DATA EXCERPTS

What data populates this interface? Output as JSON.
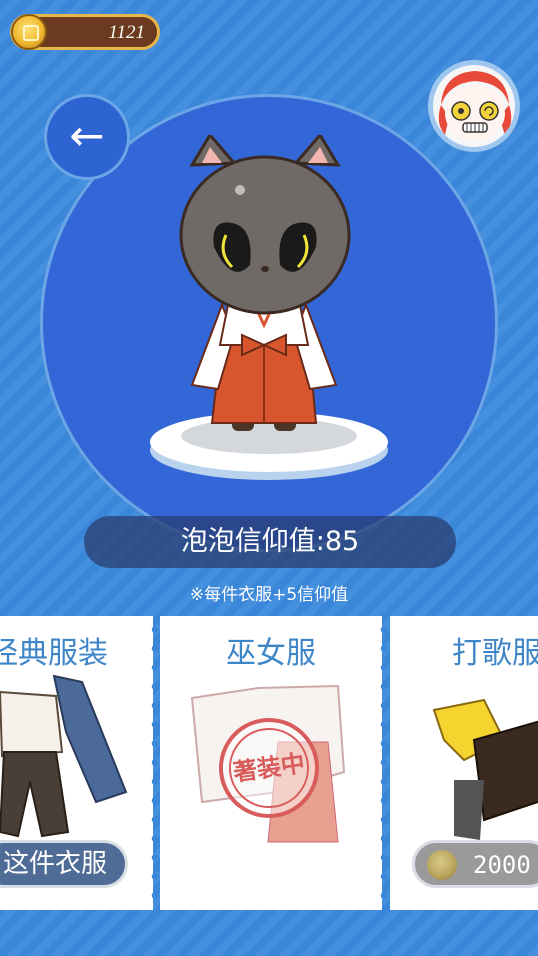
{
  "currency": {
    "coins": "1121",
    "icon": "coin-icon"
  },
  "navigation": {
    "back_label": "←"
  },
  "stage": {
    "faith_label": "泡泡信仰值:85",
    "note": "※每件衣服+5信仰值"
  },
  "outfits": [
    {
      "title": "经典服装",
      "action_label": "这件衣服",
      "status": "available"
    },
    {
      "title": "巫女服",
      "stamp_label": "著装中",
      "status": "equipped"
    },
    {
      "title": "打歌服",
      "price": "2000",
      "status": "locked"
    }
  ],
  "colors": {
    "background": "#3a86d8",
    "accent_title": "#3e86c8",
    "stamp": "#d85c5c"
  }
}
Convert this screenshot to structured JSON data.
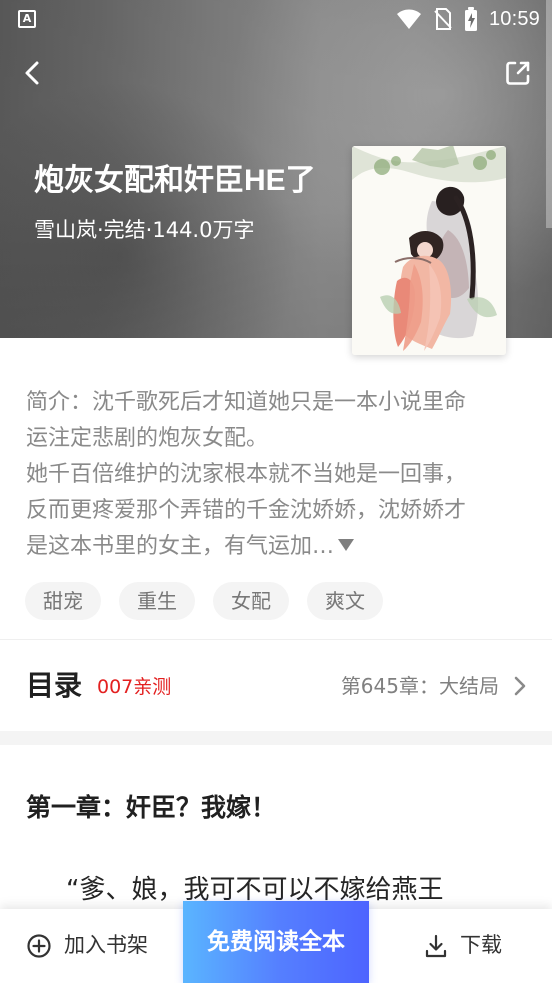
{
  "status_bar": {
    "left_icon": "A",
    "time": "10:59",
    "icons": [
      "wifi-icon",
      "no-sim-icon",
      "battery-charging-icon"
    ]
  },
  "header": {
    "back_icon": "chevron-left-icon",
    "share_icon": "share-icon",
    "title": "炮灰女配和奸臣HE了",
    "meta": "雪山岚·完结·144.0万字",
    "cover_icon": "book-cover-illustration"
  },
  "summary": {
    "lines": [
      "简介：沈千歌死后才知道她只是一本小说里命",
      "运注定悲剧的炮灰女配。",
      "她千百倍维护的沈家根本就不当她是一回事，",
      "反而更疼爱那个弄错的千金沈娇娇，沈娇娇才",
      "是这本书里的女主，有气运加…"
    ],
    "expand_icon": "triangle-down-icon"
  },
  "tags": [
    "甜宠",
    "重生",
    "女配",
    "爽文"
  ],
  "catalog": {
    "title": "目录",
    "badge": "007亲测",
    "latest": "第645章：大结局",
    "chevron_icon": "chevron-right-icon"
  },
  "chapter": {
    "title": "第一章：奸臣？我嫁！",
    "first_line": "“爹、娘，我可不可以不嫁给燕王"
  },
  "bottom_bar": {
    "shelf_label": "加入书架",
    "read_label": "免费阅读全本",
    "download_label": "下载",
    "shelf_icon": "plus-circle-icon",
    "download_icon": "download-icon"
  },
  "colors": {
    "accent": "#557fff",
    "badge": "#e32020",
    "summary_text": "#8a8a8a",
    "tag_background": "#f4f4f4"
  }
}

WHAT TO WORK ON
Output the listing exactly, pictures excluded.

ANSWER BELOW
What data populates this interface? Output as JSON.
{
  "currency": {
    "coins": "1121",
    "icon": "coin-icon"
  },
  "navigation": {
    "back_label": "←"
  },
  "stage": {
    "faith_label": "泡泡信仰值:85",
    "note": "※每件衣服+5信仰值"
  },
  "outfits": [
    {
      "title": "经典服装",
      "action_label": "这件衣服",
      "status": "available"
    },
    {
      "title": "巫女服",
      "stamp_label": "著装中",
      "status": "equipped"
    },
    {
      "title": "打歌服",
      "price": "2000",
      "status": "locked"
    }
  ],
  "colors": {
    "background": "#3a86d8",
    "accent_title": "#3e86c8",
    "stamp": "#d85c5c"
  }
}
Convert this screenshot to structured JSON data.
{
  "status_bar": {
    "left_icon": "A",
    "time": "10:59",
    "icons": [
      "wifi-icon",
      "no-sim-icon",
      "battery-charging-icon"
    ]
  },
  "header": {
    "back_icon": "chevron-left-icon",
    "share_icon": "share-icon",
    "title": "炮灰女配和奸臣HE了",
    "meta": "雪山岚·完结·144.0万字",
    "cover_icon": "book-cover-illustration"
  },
  "summary": {
    "lines": [
      "简介：沈千歌死后才知道她只是一本小说里命",
      "运注定悲剧的炮灰女配。",
      "她千百倍维护的沈家根本就不当她是一回事，",
      "反而更疼爱那个弄错的千金沈娇娇，沈娇娇才",
      "是这本书里的女主，有气运加…"
    ],
    "expand_icon": "triangle-down-icon"
  },
  "tags": [
    "甜宠",
    "重生",
    "女配",
    "爽文"
  ],
  "catalog": {
    "title": "目录",
    "badge": "007亲测",
    "latest": "第645章：大结局",
    "chevron_icon": "chevron-right-icon"
  },
  "chapter": {
    "title": "第一章：奸臣？我嫁！",
    "first_line": "“爹、娘，我可不可以不嫁给燕王"
  },
  "bottom_bar": {
    "shelf_label": "加入书架",
    "read_label": "免费阅读全本",
    "download_label": "下载",
    "shelf_icon": "plus-circle-icon",
    "download_icon": "download-icon"
  },
  "colors": {
    "accent": "#557fff",
    "badge": "#e32020",
    "summary_text": "#8a8a8a",
    "tag_background": "#f4f4f4"
  }
}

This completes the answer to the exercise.